Harvard Law School says U.S. Supreme Court nominee Brett Kavanaugh will not return to teach in January.
The announcement was made in an email from administrators to law students on Monday. The email says, “Judge Kavanaugh indicated that he can no longer commit to teaching his course in January Term 2019, so the course will not be offered.”
A Harvard Law School spokeswoman confirmed Kavanaugh’s decision to The Associated Press on Tuesday.
Kavanaugh was scheduled to teach a three-week course called The Supreme Court Since 2005. He has taught at the law school for about a decade.
President Donald Trump’s nominee to the Supreme Court is under investigation by the FBI for allegations of sexual misconduct when he was in high school and college. He has denied the allegations.
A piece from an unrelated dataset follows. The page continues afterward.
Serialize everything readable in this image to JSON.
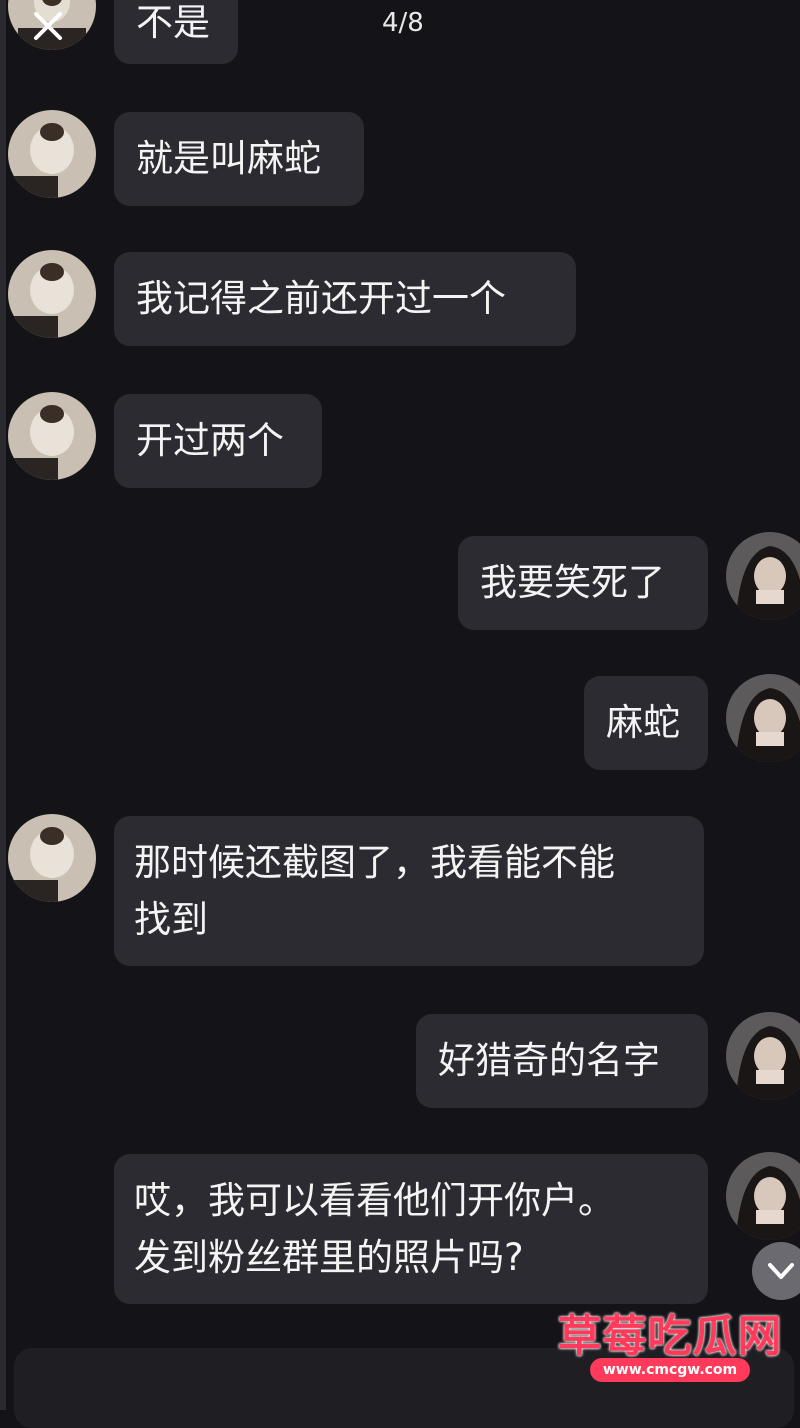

Iowa Republican Sen. Joni Ernst says that barring any new information from the FBI she intends to vote to confirm Judge Brett Kavanaugh to the Supreme Court.
Ernst is among six Republican women in the Senate. She told “CBS This Morning” on Tuesday that California college professor Christine Blasey (BLAH’-zee) Ford’s sexual assault allegation against Kavanaugh lacks corroboration.
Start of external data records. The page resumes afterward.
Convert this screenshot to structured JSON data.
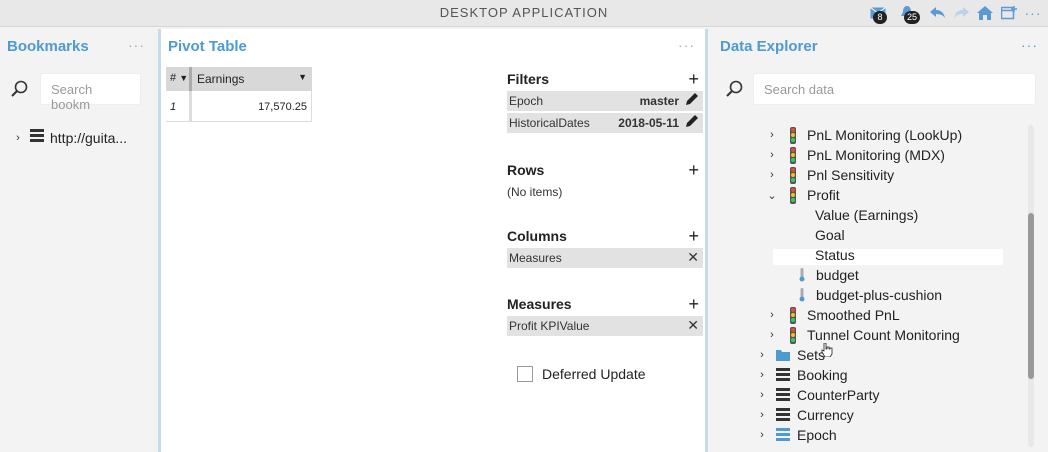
{
  "app": {
    "title": "DESKTOP APPLICATION",
    "notif_mail_count": "8",
    "notif_bell_count": "25"
  },
  "bookmarks": {
    "title": "Bookmarks",
    "menu": "···",
    "search_placeholder": "Search bookm",
    "items": [
      {
        "label": "http://guita..."
      }
    ]
  },
  "pivot": {
    "title": "Pivot Table",
    "menu": "···",
    "grid": {
      "col_num": "#",
      "col_earnings": "Earnings",
      "rows": [
        {
          "num": "1",
          "value": "17,570.25"
        }
      ]
    },
    "filters": {
      "label": "Filters",
      "items": [
        {
          "name": "Epoch",
          "value": "master"
        },
        {
          "name": "HistoricalDates",
          "value": "2018-05-11"
        }
      ]
    },
    "rows": {
      "label": "Rows",
      "empty": "(No items)"
    },
    "columns": {
      "label": "Columns",
      "items": [
        {
          "name": "Measures"
        }
      ]
    },
    "measures": {
      "label": "Measures",
      "items": [
        {
          "name": "Profit KPIValue"
        }
      ]
    },
    "deferred_update": "Deferred Update"
  },
  "explorer": {
    "title": "Data Explorer",
    "menu": "···",
    "search_placeholder": "Search data",
    "tree": [
      {
        "label": "PnL Monitoring (LookUp)",
        "icon": "traffic-light-icon",
        "chevron": "›"
      },
      {
        "label": "PnL Monitoring (MDX)",
        "icon": "traffic-light-icon",
        "chevron": "›"
      },
      {
        "label": "Pnl Sensitivity",
        "icon": "traffic-light-icon",
        "chevron": "›"
      },
      {
        "label": "Profit",
        "icon": "traffic-light-icon",
        "chevron": "⌄"
      },
      {
        "label": "Value (Earnings)"
      },
      {
        "label": "Goal"
      },
      {
        "label": "Status"
      },
      {
        "label": "budget",
        "icon": "thermometer-icon"
      },
      {
        "label": "budget-plus-cushion",
        "icon": "thermometer-icon"
      },
      {
        "label": "Smoothed PnL",
        "icon": "traffic-light-icon",
        "chevron": "›"
      },
      {
        "label": "Tunnel Count Monitoring",
        "icon": "traffic-light-icon",
        "chevron": "›"
      },
      {
        "label": "Sets",
        "icon": "folder-icon",
        "chevron": "›"
      },
      {
        "label": "Booking",
        "icon": "hierarchy-icon",
        "chevron": "›"
      },
      {
        "label": "CounterParty",
        "icon": "hierarchy-icon",
        "chevron": "›"
      },
      {
        "label": "Currency",
        "icon": "hierarchy-icon",
        "chevron": "›"
      },
      {
        "label": "Epoch",
        "icon": "hierarchy-blue-icon",
        "chevron": "›"
      }
    ]
  },
  "colors": {
    "accent": "#4d9bd0",
    "chip_bg": "#e2e2e2",
    "panel_border": "#c7dcea"
  }
}
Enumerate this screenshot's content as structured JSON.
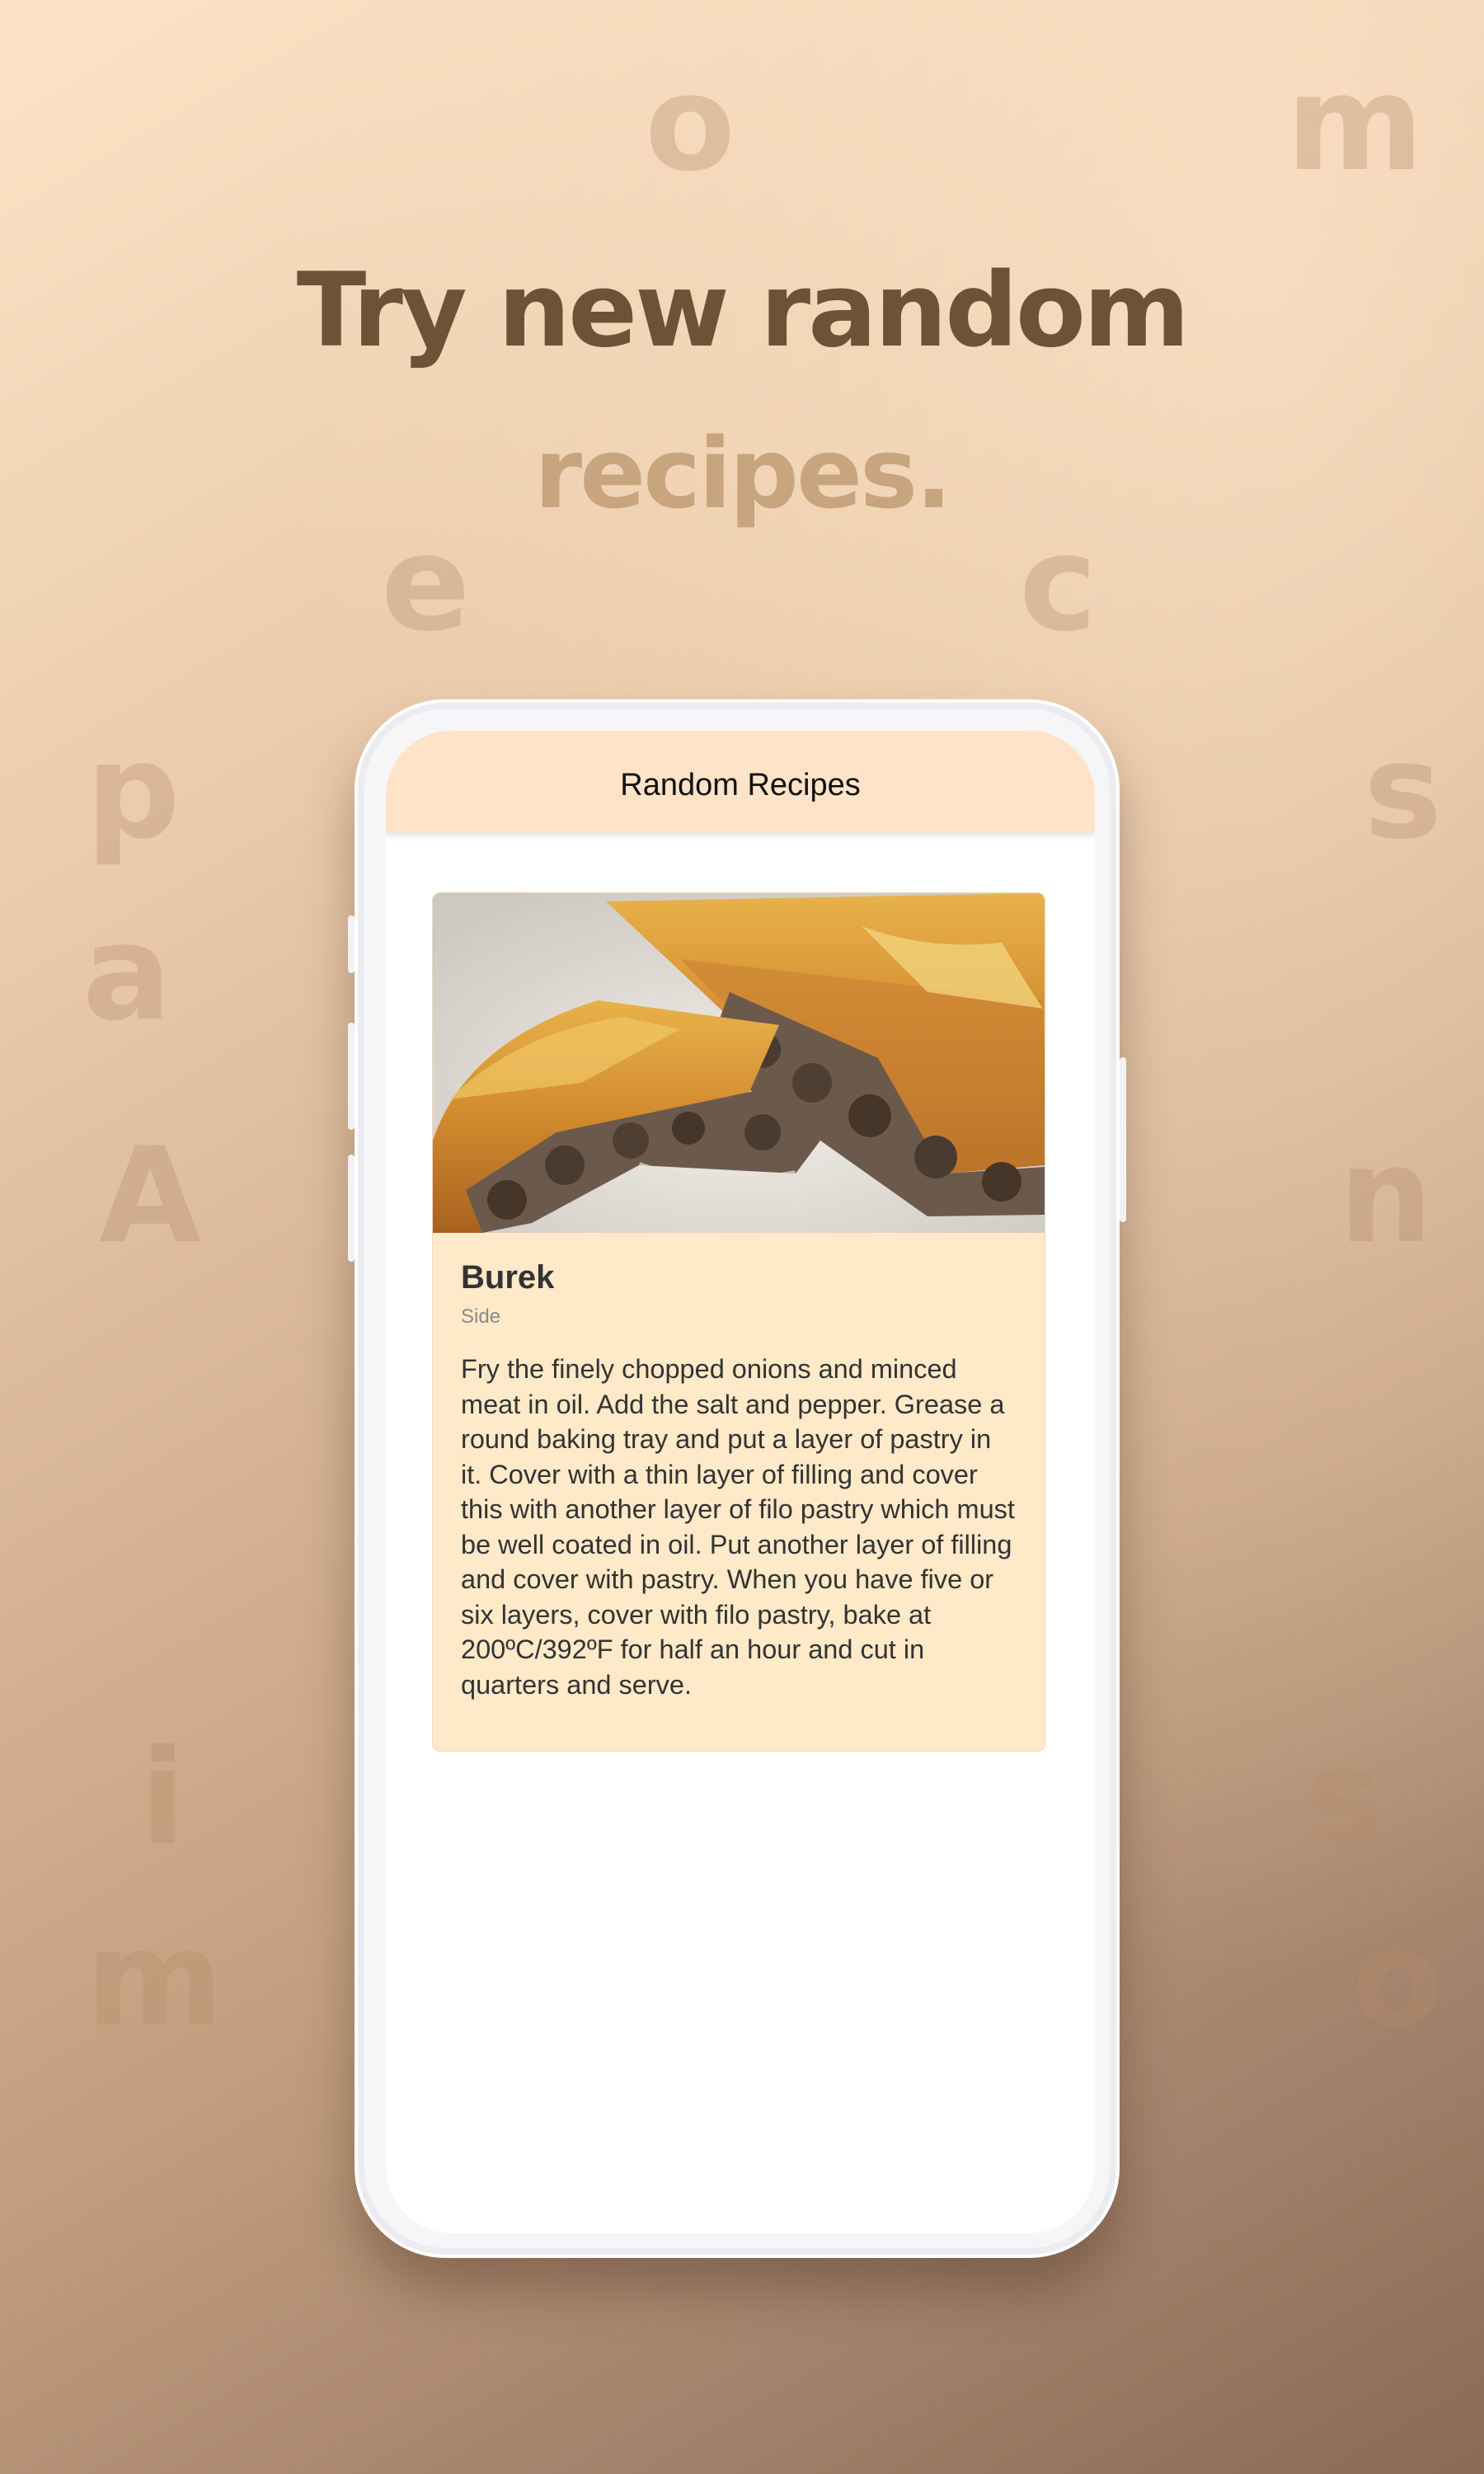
{
  "background": {
    "letters": [
      "o",
      "m",
      "e",
      "c",
      "p",
      "s",
      "a",
      "A",
      "n",
      "i",
      "s",
      "m",
      "o"
    ],
    "headline_line1": "Try new random",
    "headline_line2": "recipes.",
    "colors": {
      "headline_primary": "#6e5235",
      "headline_secondary": "#c8a57f",
      "header_bg": "#fee3c8",
      "card_bg": "#fee9c8"
    }
  },
  "app": {
    "title": "Random Recipes"
  },
  "recipe": {
    "image_alt": "food-photo",
    "name": "Burek",
    "category": "Side",
    "instructions": "Fry the finely chopped onions and minced meat in oil. Add the salt and pepper. Grease a round baking tray and put a layer of pastry in it. Cover with a thin layer of filling and cover this with another layer of filo pastry which must be well coated in oil. Put another layer of filling and cover with pastry. When you have five or six layers, cover with filo pastry, bake at 200ºC/392ºF for half an hour and cut in quarters and serve."
  }
}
Kavanaugh strongly denies the accusation, but President Donald Trump and Senate Republicans have instructed the FBI to investigate it and any other “credible allegations” against him.
Ernst says if no corroboration is turned up she “will continue to support Judge Kavanaugh based on the information” she has.
She adds, “What message that sends to women in America is that we are innocent until proven guilty in this country.”
In a switch in tactics, Democrats are raising new questions about Supreme Court nominee Brett Kavanaugh’s truthfulness when he testified to Congress last week.
The Senate’s Democratic leader, Chuck Schumer of New York, says Kavanaugh seems willing to mislead senators about matters big and small to ensure his confirmation. He says there is mounting evidence that the appeals court judge isn’t credible.
Senate Majority Leader Mitch McConnell is pledging that senators will begin voting on Kavanaugh’s nomination this week, and criticized what he called “endless delay and obstruction.”
Democrats have seized on Kavanaugh’s indignant, emotional testimony before the Judiciary Committee to question whether he has the temperament for a lifetime appointment on the nation’s highest court.
Kavanaugh has denied claims of sexual misconduct by three different women.
This article provided by NewsEdge.